◆ **Action item**:
Restate every line of the data word for word, except for the images.

Data about app and page elements
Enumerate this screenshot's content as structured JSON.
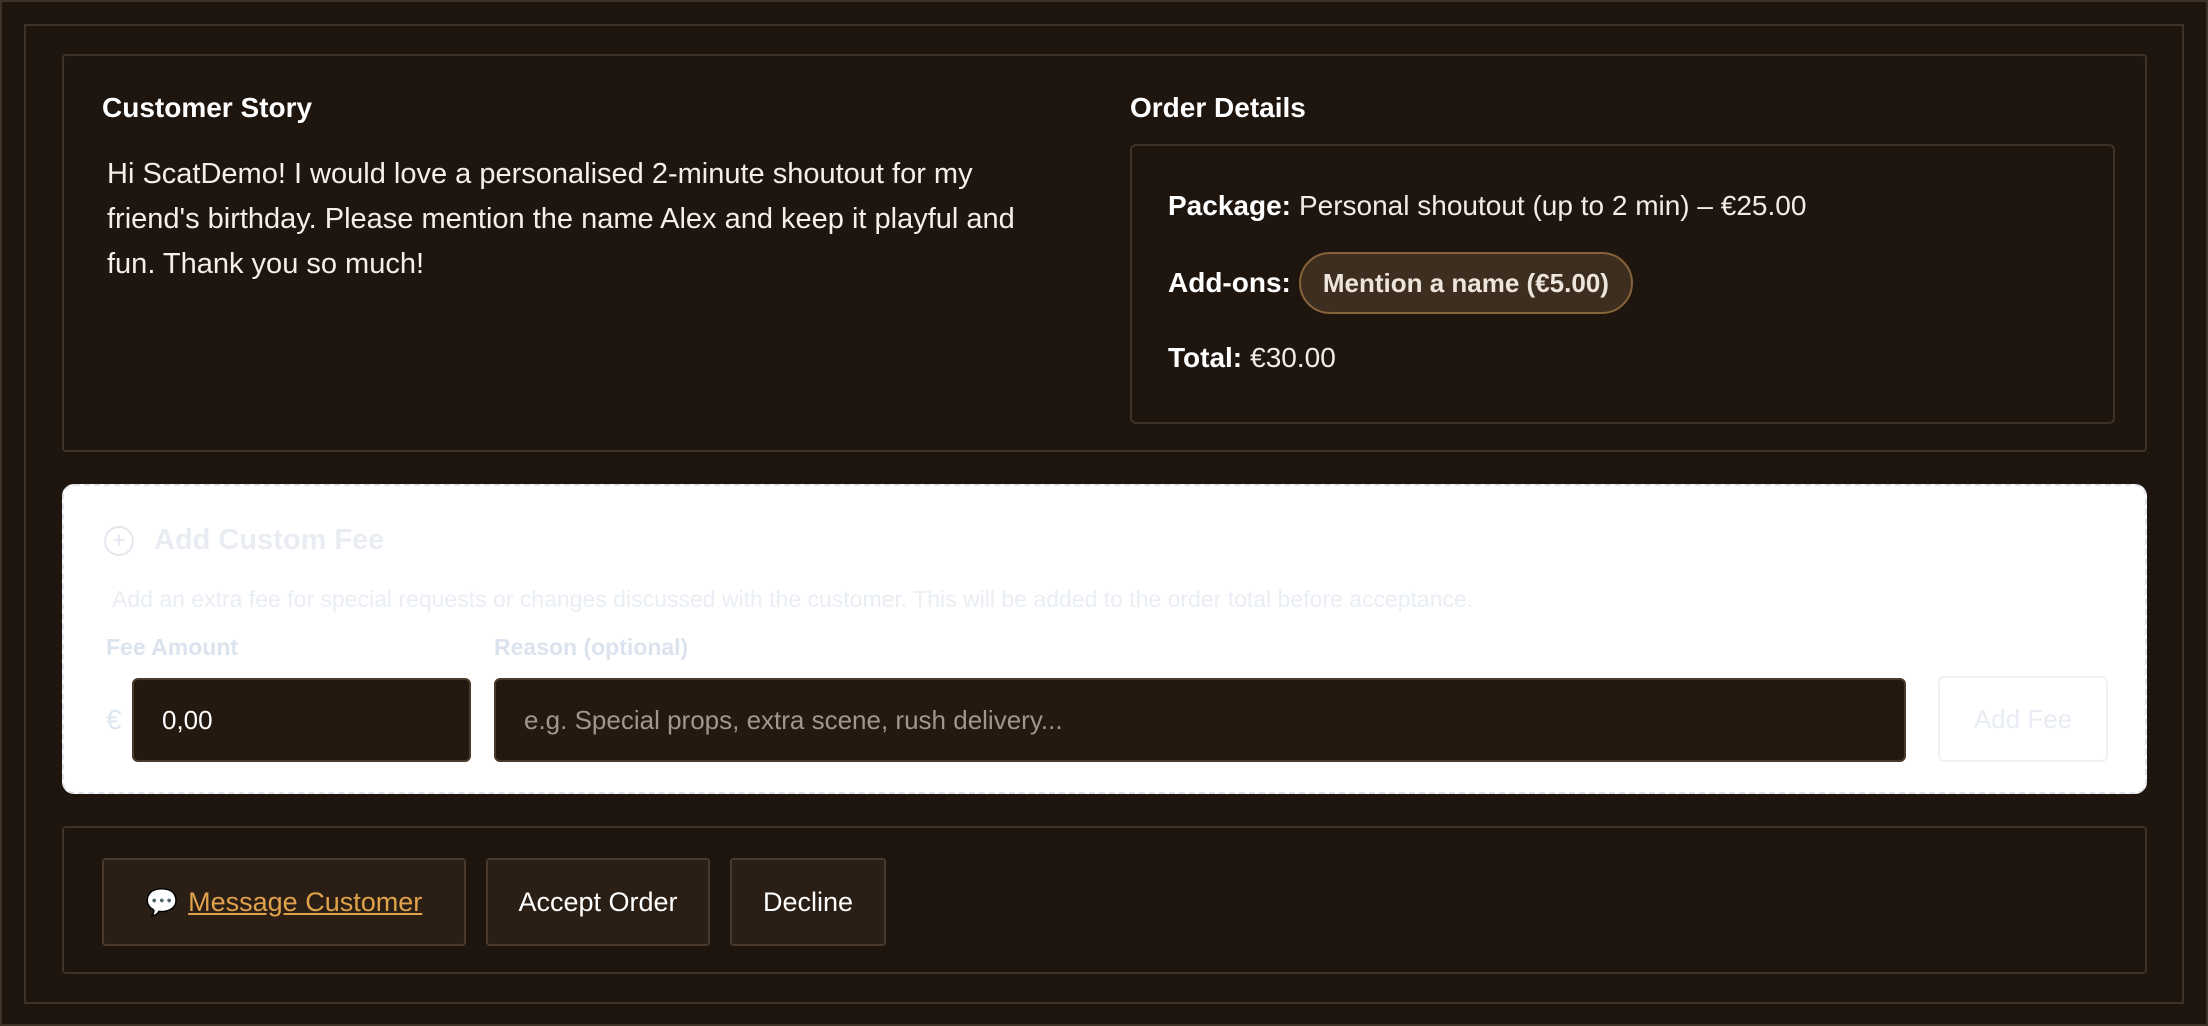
{
  "customer_story": {
    "title": "Customer Story",
    "text": "Hi ScatDemo! I would love a personalised 2-minute shoutout for my friend's birthday. Please mention the name Alex and keep it playful and fun. Thank you so much!"
  },
  "order_details": {
    "title": "Order Details",
    "package_label": "Package:",
    "package_value": "Personal shoutout (up to 2 min) – €25.00",
    "addons_label": "Add-ons:",
    "addons": [
      "Mention a name (€5.00)"
    ],
    "total_label": "Total:",
    "total_value": "€30.00"
  },
  "custom_fee": {
    "icon": "plus-circle-icon",
    "title": "Add Custom Fee",
    "description": "Add an extra fee for special requests or changes discussed with the customer. This will be added to the order total before acceptance.",
    "amount_label": "Fee Amount",
    "currency_symbol": "€",
    "amount_value": "0,00",
    "reason_label": "Reason (optional)",
    "reason_placeholder": "e.g. Special props, extra scene, rush delivery...",
    "add_button": "Add Fee"
  },
  "actions": {
    "message_icon": "speech-bubble-icon",
    "message_label": "Message Customer",
    "accept_label": "Accept Order",
    "decline_label": "Decline"
  },
  "colors": {
    "background": "#1f150f",
    "border": "#3f3226",
    "accent_link": "#e0a24a",
    "pill_bg": "#3e2e1f"
  }
}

◆ **Answer for the task**:
Enumerate this screenshot's content as structured JSON.
{
  "customer_story": {
    "title": "Customer Story",
    "text": "Hi ScatDemo! I would love a personalised 2-minute shoutout for my friend's birthday. Please mention the name Alex and keep it playful and fun. Thank you so much!"
  },
  "order_details": {
    "title": "Order Details",
    "package_label": "Package:",
    "package_value": "Personal shoutout (up to 2 min) – €25.00",
    "addons_label": "Add-ons:",
    "addons": [
      "Mention a name (€5.00)"
    ],
    "total_label": "Total:",
    "total_value": "€30.00"
  },
  "custom_fee": {
    "icon": "plus-circle-icon",
    "title": "Add Custom Fee",
    "description": "Add an extra fee for special requests or changes discussed with the customer. This will be added to the order total before acceptance.",
    "amount_label": "Fee Amount",
    "currency_symbol": "€",
    "amount_value": "0,00",
    "reason_label": "Reason (optional)",
    "reason_placeholder": "e.g. Special props, extra scene, rush delivery...",
    "add_button": "Add Fee"
  },
  "actions": {
    "message_icon": "speech-bubble-icon",
    "message_label": "Message Customer",
    "accept_label": "Accept Order",
    "decline_label": "Decline"
  },
  "colors": {
    "background": "#1f150f",
    "border": "#3f3226",
    "accent_link": "#e0a24a",
    "pill_bg": "#3e2e1f"
  }
}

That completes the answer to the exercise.